Major League Baseball has completely changed-before teams began stealing signs illegally. From drafting players, to their development, to deeming what approaches stand to be most successful, modern baseball strategists have immersed themselves in logic and science. "Analytics" is baseball's new language, and its contributions are more exquisite than any the sport has ever seen.
Despite the significance and necessity of analytics, there still remains a fine line between using it too much and just the right amount. Analytics is unquestionably logical, but logic has a funny way of undoing itself and becoming illogical-this happens once logic spirals into a dependence.
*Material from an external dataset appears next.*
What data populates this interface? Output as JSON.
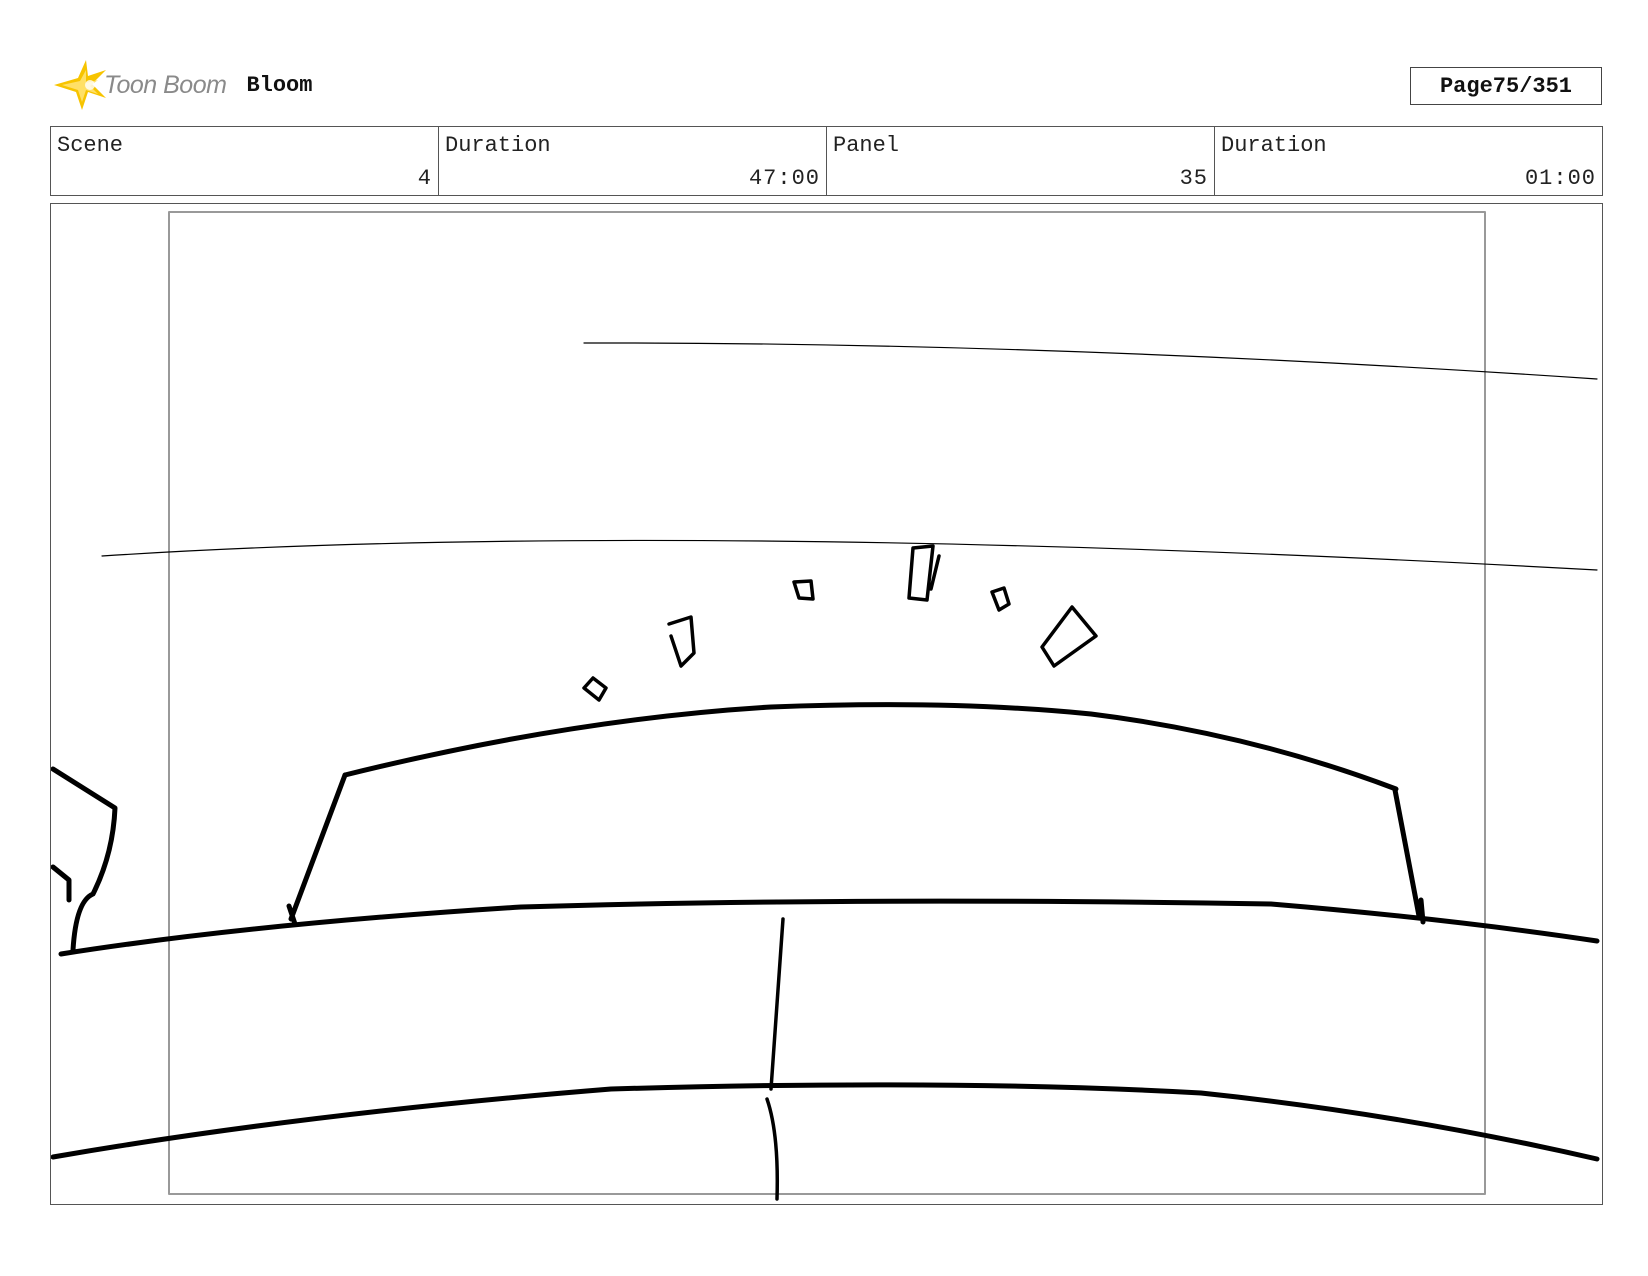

Logic is only as valuable as its counterpart: illogic. Both approaches serve optimally by complementing one another, and the selection of each are meant to be driven by intuition.
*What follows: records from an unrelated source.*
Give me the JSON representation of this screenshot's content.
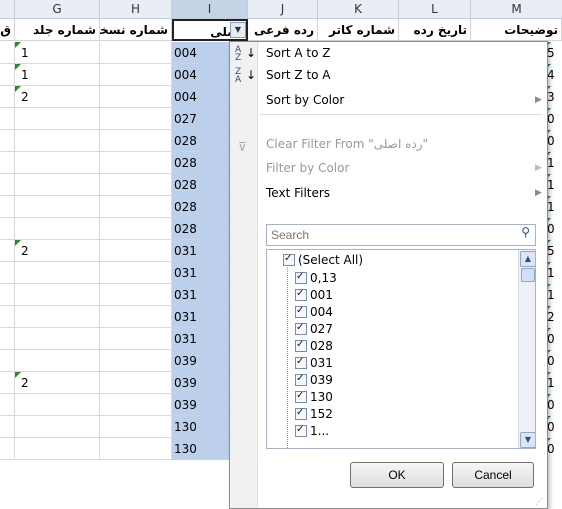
{
  "columns": {
    "letters": [
      "G",
      "H",
      "I",
      "J",
      "K",
      "L",
      "M"
    ],
    "left_partial_header": "ق",
    "headers": {
      "G": "شماره جلد",
      "H": "شماره نسخه",
      "I": "اصلی",
      "J": "رده فرعی",
      "K": "شماره کاتر",
      "L": "تاریخ رده",
      "M": "توضیحات"
    }
  },
  "rows": [
    {
      "g": "1",
      "i": "004",
      "r": "5"
    },
    {
      "g": "1",
      "i": "004",
      "r": "4"
    },
    {
      "g": "2",
      "i": "004",
      "r": "3"
    },
    {
      "g": "",
      "i": "027",
      "r": "0"
    },
    {
      "g": "",
      "i": "028",
      "r": "0"
    },
    {
      "g": "",
      "i": "028",
      "r": "1"
    },
    {
      "g": "",
      "i": "028",
      "r": "1"
    },
    {
      "g": "",
      "i": "028",
      "r": "1"
    },
    {
      "g": "",
      "i": "028",
      "r": "0"
    },
    {
      "g": "2",
      "i": "031",
      "r": "5"
    },
    {
      "g": "",
      "i": "031",
      "r": "1"
    },
    {
      "g": "",
      "i": "031",
      "r": "1"
    },
    {
      "g": "",
      "i": "031",
      "r": "2"
    },
    {
      "g": "",
      "i": "031",
      "r": "0"
    },
    {
      "g": "",
      "i": "039",
      "r": "0"
    },
    {
      "g": "2",
      "i": "039",
      "r": "1"
    },
    {
      "g": "",
      "i": "039",
      "r": "0"
    },
    {
      "g": "",
      "i": "130",
      "r": "0"
    },
    {
      "g": "",
      "i": "130",
      "r": "0"
    }
  ],
  "filter_menu": {
    "sort_a_to_z": "Sort A to Z",
    "sort_z_to_a": "Sort Z to A",
    "sort_by_color": "Sort by Color",
    "clear_filter": "Clear Filter From \"رده اصلی\"",
    "filter_by_color": "Filter by Color",
    "text_filters": "Text Filters",
    "search_placeholder": "Search",
    "select_all": "(Select All)",
    "values": [
      "0,13",
      "001",
      "004",
      "027",
      "028",
      "031",
      "039",
      "130",
      "152",
      "1..."
    ],
    "ok": "OK",
    "cancel": "Cancel"
  },
  "colors": {
    "selected_column": "#bcd0ec",
    "header_strip": "#e9eef5",
    "error_triangle": "#2a8a32"
  }
}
With thousands of hours spent observing baseball, and 12 years of professional poker under his belt, Daniel Arfin takes you around the baseball field and
poker table. In drawing parallels between analytics and poker's scientific strategy known as Game Theory Optimal, Arfin explains both the effectiveness of logic and illogic when intuitive heartfelt and gut feelings are left in charge, and their ineffectiveness when intuition is tuned out.
Arfin also provides viewpoints shared by former All-Star Bill Madlock. After dropping by the four-time batting champ's batting cage, Madlock concurred that analytics isn't what baseball is all about. That despite the logic analytics presents, it can't be more compelling, or more cogent, than what comes from an intuitive baseball mentality.